**Exercise instructions**
The data must be reproduced verbatim; images are to be omitted.

Component data from apps and pages
+++

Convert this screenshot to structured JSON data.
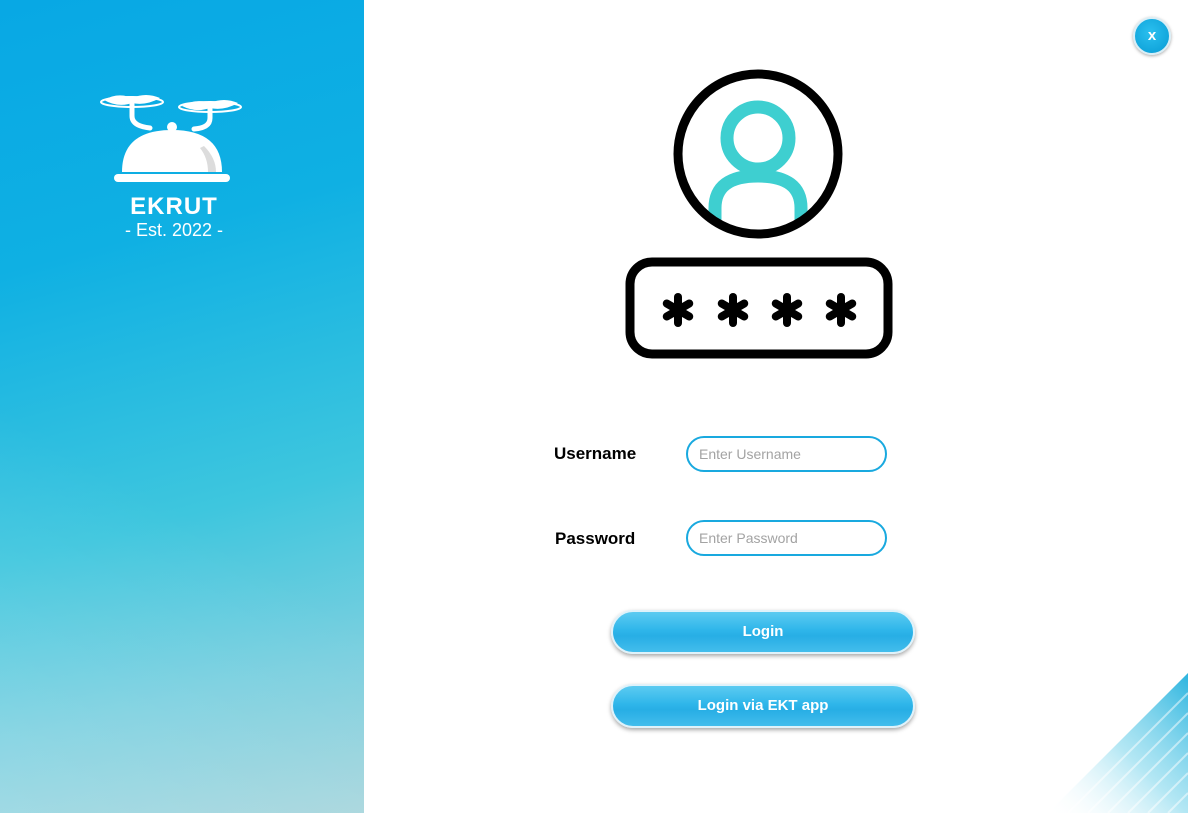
{
  "brand": {
    "name": "Ekrut",
    "subtitle": "- Est. 2022 -"
  },
  "window": {
    "close_label": "x"
  },
  "form": {
    "username_label": "Username",
    "username_placeholder": "Enter Username",
    "username_value": "",
    "password_label": "Password",
    "password_placeholder": "Enter Password",
    "password_value": ""
  },
  "actions": {
    "login_label": "Login",
    "login_app_label": "Login via EKT app"
  },
  "colors": {
    "accent": "#19a9df",
    "sidebar_top": "#08a8e4",
    "sidebar_bottom": "#a5d5dc",
    "avatar_teal": "#3ecfd0"
  },
  "icons": {
    "logo": "drone-cloche-icon",
    "hero": "user-password-icon",
    "close": "close-icon"
  }
}
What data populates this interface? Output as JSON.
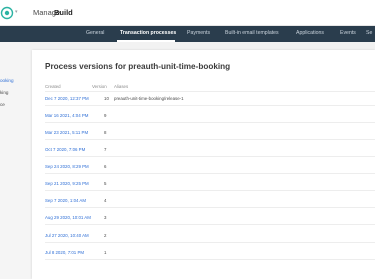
{
  "topnav": {
    "manage_label": "Manage",
    "build_label": "Build"
  },
  "tabs": [
    {
      "label": "General",
      "active": false
    },
    {
      "label": "Transaction processes",
      "active": true
    },
    {
      "label": "Payments",
      "active": false
    },
    {
      "label": "Built-in email templates",
      "active": false
    },
    {
      "label": "Applications",
      "active": false
    },
    {
      "label": "Events",
      "active": false
    },
    {
      "label": "Se",
      "active": false
    }
  ],
  "sidebar": {
    "items": [
      {
        "label": "ooking",
        "active": true
      },
      {
        "label": "king",
        "active": false
      },
      {
        "label": "ce",
        "active": false
      }
    ]
  },
  "main": {
    "title": "Process versions for preauth-unit-time-booking",
    "columns": {
      "created": "Created",
      "version": "Version",
      "aliases": "Aliases"
    },
    "rows": [
      {
        "created": "Dec 7 2020, 12:37 PM",
        "version": "10",
        "alias": "preauth-unit-time-booking/release-1"
      },
      {
        "created": "Mar 16 2021, 4:04 PM",
        "version": "9",
        "alias": ""
      },
      {
        "created": "Mar 23 2021, 5:11 PM",
        "version": "8",
        "alias": ""
      },
      {
        "created": "Oct 7 2020, 7:06 PM",
        "version": "7",
        "alias": ""
      },
      {
        "created": "Sep 24 2020, 8:29 PM",
        "version": "6",
        "alias": ""
      },
      {
        "created": "Sep 21 2020, 9:25 PM",
        "version": "5",
        "alias": ""
      },
      {
        "created": "Sep 7 2020, 1:04 AM",
        "version": "4",
        "alias": ""
      },
      {
        "created": "Aug 29 2020, 10:01 AM",
        "version": "3",
        "alias": ""
      },
      {
        "created": "Jul 27 2020, 10:40 AM",
        "version": "2",
        "alias": ""
      },
      {
        "created": "Jul 8 2020, 7:01 PM",
        "version": "1",
        "alias": ""
      }
    ]
  },
  "colors": {
    "tabbar_bg": "#2a3d4d",
    "link_blue": "#2f6fd6",
    "logo_teal": "#2bb3a3"
  },
  "icons": {
    "logo": "brand-logo-icon",
    "caret": "chevron-down-icon"
  }
}
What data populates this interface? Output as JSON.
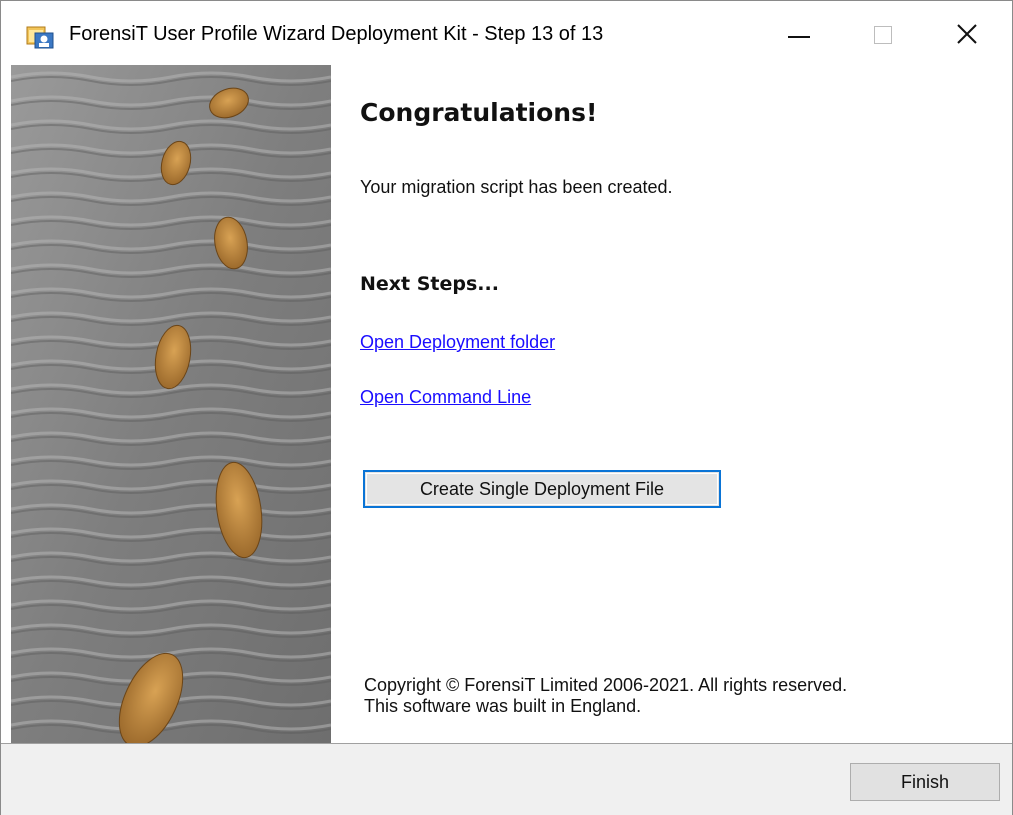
{
  "window": {
    "title": "ForensiT User Profile Wizard Deployment Kit - Step 13 of 13"
  },
  "content": {
    "heading": "Congratulations!",
    "message": "Your migration script has been created.",
    "next_steps_heading": "Next Steps...",
    "links": [
      {
        "label": "Open Deployment folder"
      },
      {
        "label": "Open Command Line"
      }
    ],
    "create_button_label": "Create Single Deployment File",
    "copyright_line1": "Copyright © ForensiT Limited 2006-2021. All rights reserved.",
    "copyright_line2": "This software was built in England."
  },
  "footer": {
    "finish_label": "Finish"
  },
  "colors": {
    "link": "#1a0dff",
    "focus_border": "#0a74d6",
    "sand": "#8a8a8a",
    "footprint": "#b8843e"
  },
  "icons": [
    "app-icon",
    "minimize-icon",
    "maximize-icon",
    "close-icon",
    "footprints-image"
  ]
}
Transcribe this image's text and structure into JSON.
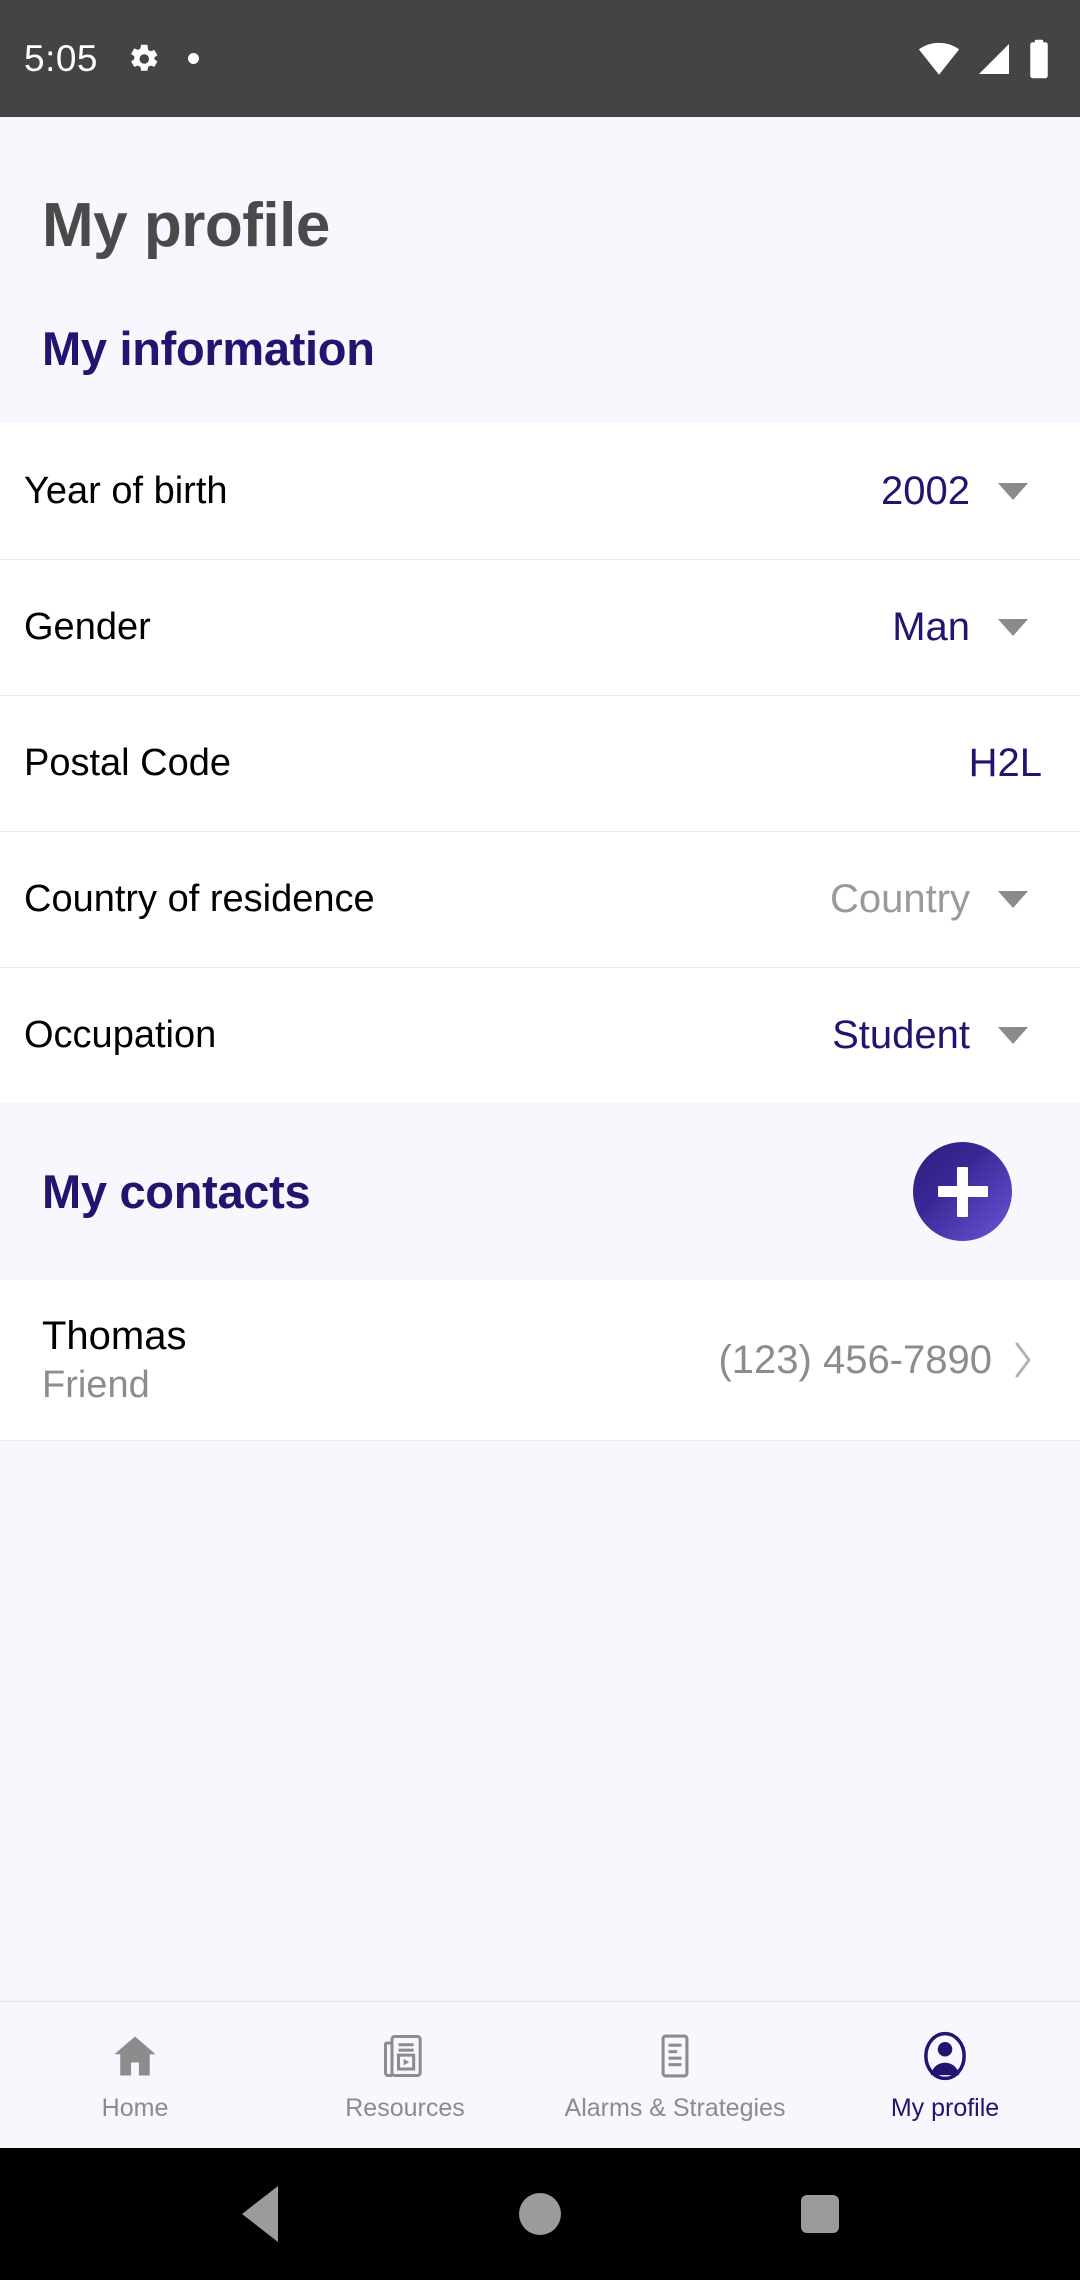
{
  "status_bar": {
    "time": "5:05",
    "icons_left": [
      "gear-icon",
      "dot-indicator-icon"
    ],
    "icons_right": [
      "wifi-icon",
      "cellular-signal-icon",
      "battery-icon"
    ]
  },
  "page": {
    "title": "My profile"
  },
  "information": {
    "heading": "My information",
    "rows": [
      {
        "label": "Year of birth",
        "value": "2002",
        "control": "dropdown",
        "is_placeholder": false
      },
      {
        "label": "Gender",
        "value": "Man",
        "control": "dropdown",
        "is_placeholder": false
      },
      {
        "label": "Postal Code",
        "value": "H2L",
        "control": "text",
        "is_placeholder": false
      },
      {
        "label": "Country of residence",
        "value": "Country",
        "control": "dropdown",
        "is_placeholder": true
      },
      {
        "label": "Occupation",
        "value": "Student",
        "control": "dropdown",
        "is_placeholder": false
      }
    ]
  },
  "contacts": {
    "heading": "My contacts",
    "add_label": "+",
    "items": [
      {
        "name": "Thomas",
        "relation": "Friend",
        "phone": "(123) 456-7890"
      }
    ]
  },
  "bottom_nav": {
    "items": [
      {
        "label": "Home",
        "icon": "home-icon",
        "active": false
      },
      {
        "label": "Resources",
        "icon": "newspaper-icon",
        "active": false
      },
      {
        "label": "Alarms & Strategies",
        "icon": "document-icon",
        "active": false
      },
      {
        "label": "My profile",
        "icon": "person-icon",
        "active": true
      }
    ]
  },
  "system_nav": {
    "buttons": [
      "back-button",
      "home-button",
      "recents-button"
    ]
  },
  "colors": {
    "brand_navy": "#24136f",
    "accent_purple": "#6a57d6",
    "background": "#f7f7fd",
    "card": "#ffffff",
    "muted_text": "#8c8c8c",
    "status_bar": "#444444"
  }
}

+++

**Task result**
Convert this screenshot to structured JSON data.
{
  "brand": {
    "name": "Ekrut",
    "subtitle": "- Est. 2022 -"
  },
  "window": {
    "close_label": "x"
  },
  "form": {
    "username_label": "Username",
    "username_placeholder": "Enter Username",
    "username_value": "",
    "password_label": "Password",
    "password_placeholder": "Enter Password",
    "password_value": ""
  },
  "actions": {
    "login_label": "Login",
    "login_app_label": "Login via EKT app"
  },
  "colors": {
    "accent": "#19a9df",
    "sidebar_top": "#08a8e4",
    "sidebar_bottom": "#a5d5dc",
    "avatar_teal": "#3ecfd0"
  },
  "icons": {
    "logo": "drone-cloche-icon",
    "hero": "user-password-icon",
    "close": "close-icon"
  }
}
What data populates this interface? Output as JSON.
{
  "topnav": {
    "manage_label": "Manage",
    "build_label": "Build"
  },
  "tabs": [
    {
      "label": "General",
      "active": false
    },
    {
      "label": "Transaction processes",
      "active": true
    },
    {
      "label": "Payments",
      "active": false
    },
    {
      "label": "Built-in email templates",
      "active": false
    },
    {
      "label": "Applications",
      "active": false
    },
    {
      "label": "Events",
      "active": false
    },
    {
      "label": "Se",
      "active": false
    }
  ],
  "sidebar": {
    "items": [
      {
        "label": "ooking",
        "active": true
      },
      {
        "label": "king",
        "active": false
      },
      {
        "label": "ce",
        "active": false
      }
    ]
  },
  "main": {
    "title": "Process versions for preauth-unit-time-booking",
    "columns": {
      "created": "Created",
      "version": "Version",
      "aliases": "Aliases"
    },
    "rows": [
      {
        "created": "Dec 7 2020, 12:37 PM",
        "version": "10",
        "alias": "preauth-unit-time-booking/release-1"
      },
      {
        "created": "Mar 16 2021, 4:04 PM",
        "version": "9",
        "alias": ""
      },
      {
        "created": "Mar 23 2021, 5:11 PM",
        "version": "8",
        "alias": ""
      },
      {
        "created": "Oct 7 2020, 7:06 PM",
        "version": "7",
        "alias": ""
      },
      {
        "created": "Sep 24 2020, 8:29 PM",
        "version": "6",
        "alias": ""
      },
      {
        "created": "Sep 21 2020, 9:25 PM",
        "version": "5",
        "alias": ""
      },
      {
        "created": "Sep 7 2020, 1:04 AM",
        "version": "4",
        "alias": ""
      },
      {
        "created": "Aug 29 2020, 10:01 AM",
        "version": "3",
        "alias": ""
      },
      {
        "created": "Jul 27 2020, 10:40 AM",
        "version": "2",
        "alias": ""
      },
      {
        "created": "Jul 8 2020, 7:01 PM",
        "version": "1",
        "alias": ""
      }
    ]
  },
  "colors": {
    "tabbar_bg": "#2a3d4d",
    "link_blue": "#2f6fd6",
    "logo_teal": "#2bb3a3"
  },
  "icons": {
    "logo": "brand-logo-icon",
    "caret": "chevron-down-icon"
  }
}
What data populates this interface? Output as JSON.
{
  "window": {
    "title": "ForensiT User Profile Wizard Deployment Kit - Step 13 of 13"
  },
  "content": {
    "heading": "Congratulations!",
    "message": "Your migration script has been created.",
    "next_steps_heading": "Next Steps...",
    "links": [
      {
        "label": "Open Deployment folder"
      },
      {
        "label": "Open Command Line"
      }
    ],
    "create_button_label": "Create Single Deployment File",
    "copyright_line1": "Copyright © ForensiT Limited 2006-2021. All rights reserved.",
    "copyright_line2": "This software was built in England."
  },
  "footer": {
    "finish_label": "Finish"
  },
  "colors": {
    "link": "#1a0dff",
    "focus_border": "#0a74d6",
    "sand": "#8a8a8a",
    "footprint": "#b8843e"
  },
  "icons": [
    "app-icon",
    "minimize-icon",
    "maximize-icon",
    "close-icon",
    "footprints-image"
  ]
}
Transcribe this image's text and structure into JSON.
{
  "status_bar": {
    "time": "5:05",
    "icons_left": [
      "gear-icon",
      "dot-indicator-icon"
    ],
    "icons_right": [
      "wifi-icon",
      "cellular-signal-icon",
      "battery-icon"
    ]
  },
  "page": {
    "title": "My profile"
  },
  "information": {
    "heading": "My information",
    "rows": [
      {
        "label": "Year of birth",
        "value": "2002",
        "control": "dropdown",
        "is_placeholder": false
      },
      {
        "label": "Gender",
        "value": "Man",
        "control": "dropdown",
        "is_placeholder": false
      },
      {
        "label": "Postal Code",
        "value": "H2L",
        "control": "text",
        "is_placeholder": false
      },
      {
        "label": "Country of residence",
        "value": "Country",
        "control": "dropdown",
        "is_placeholder": true
      },
      {
        "label": "Occupation",
        "value": "Student",
        "control": "dropdown",
        "is_placeholder": false
      }
    ]
  },
  "contacts": {
    "heading": "My contacts",
    "add_label": "+",
    "items": [
      {
        "name": "Thomas",
        "relation": "Friend",
        "phone": "(123) 456-7890"
      }
    ]
  },
  "bottom_nav": {
    "items": [
      {
        "label": "Home",
        "icon": "home-icon",
        "active": false
      },
      {
        "label": "Resources",
        "icon": "newspaper-icon",
        "active": false
      },
      {
        "label": "Alarms & Strategies",
        "icon": "document-icon",
        "active": false
      },
      {
        "label": "My profile",
        "icon": "person-icon",
        "active": true
      }
    ]
  },
  "system_nav": {
    "buttons": [
      "back-button",
      "home-button",
      "recents-button"
    ]
  },
  "colors": {
    "brand_navy": "#24136f",
    "accent_purple": "#6a57d6",
    "background": "#f7f7fd",
    "card": "#ffffff",
    "muted_text": "#8c8c8c",
    "status_bar": "#444444"
  }
}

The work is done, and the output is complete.